The next week, I made Whole Green Lentils with Spinach and Ginger, which was a bit plain, but probably would have been better if I had the right amount of spinach. I also made Kashmiri koftas (Kashmiri style meatballs) which were delightful. Every bite was just so incredibly flavorful. I loved all the whole spices and the yogurt sauce made it truly decadent. I made Baigan ka raita (yogurt with eggplant) for a sauce. All recipes were from IC.

IC is a great cookbook because it has a lot of different recipes, the layout is easy to understand and use. I like that it is divided up in to separate chapters for each type of food (meat, poultry, vegetables, etc.) It has pictures, nice descriptions and suggested pairings. I really liked FOI because it is divided up by region. Each section gives a history of the region, the foods, and Jaffrey's wonderful descriptions of the time she spent there. I loved reading these sections. Many of the recipes were in both books, though they were usually slightly different in portion sizes.

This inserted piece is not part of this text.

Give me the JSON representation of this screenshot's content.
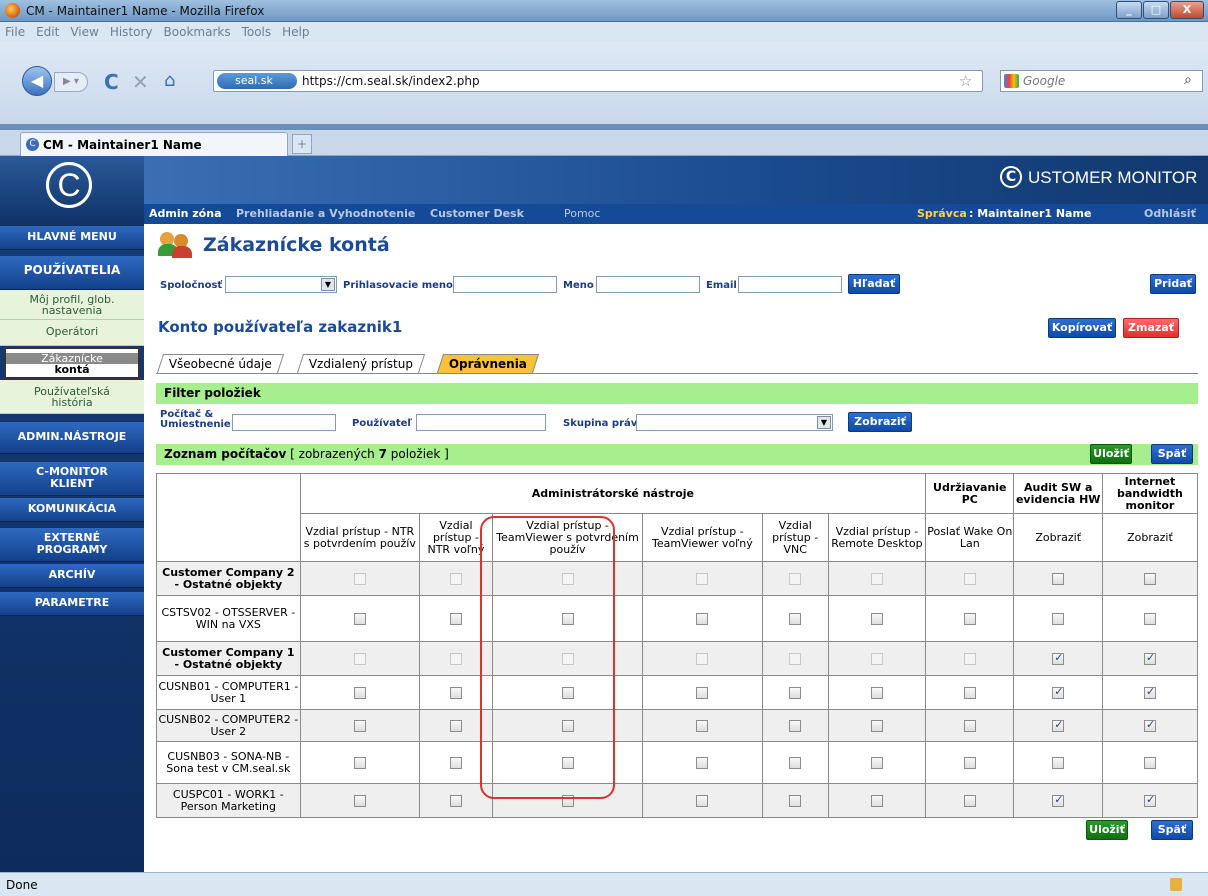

Through this experience I realized that Madhur Jaffrey's Indian Cooking was the right cookbook for me! I ordered it online and it will be arriving later this week. If I get a second book, it would probably be FOI, because I love knowing where each dish is from, and there were a lot of regional dishes that aren't in the IC. But I realized that I simply find IC easier to use, so it is best one to get first.